By Mark A. Rothstein and Cheryl Erwin, candidate for J.D. 1999, President of Health Law Organization

Recent advances in genetic technology have made it possible to learn what genes we carry in our genetic code. Genetic tests could, for example, tell whether an individual had a mutation that causes Huntington disease, amotrophic lateral sclerosis (Lou Gehrig's disease), or a mutation that predisposes the individual to develop breast, colon, or some other form of cancer. For some conditions, individuals could increase their medical monitoring or minimize their exposure to harmful environmental factors. Yet, the threat of discrimination in employment, insurance and other areas (in addition to simply not wanting to know) may deter individuals from using genetic technologies to improve their health. A recent article pointed out that people are not rushing in great numbers for genetic testing as some had predicted. (New York Times, March 27, 1998).

The vast majority of people who decide not to have genetic testing refer to privacy concerns as the primary reason for their hesitation to learn their genetic makeup. Although discrimination in employment, life insurance, and other areas are raised, the primary concern is health insurance.  As a condition of obtaining an individual insurance policy, health insurers and managed care organizations often require access to an individual's complete medical records.  In addition, patients commonly sign a consent to release medical information to third parties as a part of their health insurance reimbursement plan. Once the insurance company has this information, there are few controls on who may have access to it.

Although proposed federal legislation to prohibit genetic discrimination in health insurance has received bi-partisan support, the states have already begun to act.  Several states have attempted to address the problem of using genetic information for discriminatory purposes in health insurance. These state laws differ in their requirements and coverage. Florida and Alabama laws prohibit discrimination by insurers based on sickle cell trait. North Carolina law prohibits denial of coverage where the applicant has the hemoglobin C or sickle cell trait. Maryland law prohibits different rates based on any genetic trait unless there is an actuarial justification.

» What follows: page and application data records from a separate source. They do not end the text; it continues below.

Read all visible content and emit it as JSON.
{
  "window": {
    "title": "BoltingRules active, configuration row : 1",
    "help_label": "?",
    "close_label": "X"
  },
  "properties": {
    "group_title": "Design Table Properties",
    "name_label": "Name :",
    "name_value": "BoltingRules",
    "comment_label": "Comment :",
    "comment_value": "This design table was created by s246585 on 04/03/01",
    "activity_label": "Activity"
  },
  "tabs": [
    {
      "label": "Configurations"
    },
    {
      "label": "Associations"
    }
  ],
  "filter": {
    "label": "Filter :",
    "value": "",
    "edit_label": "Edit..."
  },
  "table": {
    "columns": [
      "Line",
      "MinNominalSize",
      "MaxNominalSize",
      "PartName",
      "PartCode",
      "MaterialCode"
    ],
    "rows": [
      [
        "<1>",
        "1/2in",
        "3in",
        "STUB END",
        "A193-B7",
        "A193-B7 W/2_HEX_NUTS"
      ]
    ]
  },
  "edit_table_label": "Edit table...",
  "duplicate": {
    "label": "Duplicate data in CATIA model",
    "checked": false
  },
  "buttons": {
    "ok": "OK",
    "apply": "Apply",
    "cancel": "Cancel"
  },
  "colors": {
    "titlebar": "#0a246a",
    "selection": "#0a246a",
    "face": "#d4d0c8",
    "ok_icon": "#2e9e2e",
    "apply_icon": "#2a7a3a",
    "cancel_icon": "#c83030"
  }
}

Seven states forbid health insurers from requesting or requiring genetic tests: California; Georgia; Minnesota; New Hampshire; Ohio; Oregon; and Wisconsin. Nine states forbid health insurers from using information gained from genetic testing to deny or limit insurance coverage: Colorado; Georgia; Maryland; Minnesota; New Hampshire; New Jersey; Ohio; Oregon; and Virginia. The Texas law is limited to non-employment group policies.  The federal Health Insurance Portability and Accountability Act (HIPAA) prevents self-insured employer health plans and group health insurance from using genetic information to limit coverage. None of these well-intentioned laws is particularly effective.

The use of genetic information by health insurers exposes a fundamental problem with the U.S. health care system.  The enacted and proposed laws only prohibit discrimination against asymptomatic individuals. Thus, it would be unlawful to discriminate against a woman who had the BRCA1 breast cancer gene mutation, but if and when she developed breast cancer, it would be lawful to increase her rates to unaffordable levels or drop her from coverage altogether. But, if we enacted legislation prohibiting discrimination against any woman with such a mutation, what about the 90% or more of women whose breast cancer is from unknown causes. And, if we prohibit discrimination based on breast cancer susceptibility or diagnosis, what about all of the other conditions, such as tuberculosis or pneumonia, that are considered environmentally caused? Ultimately, the question is whether, as a society, we believe that all individuals have a right of access to a minimum level of health care.

04/16/98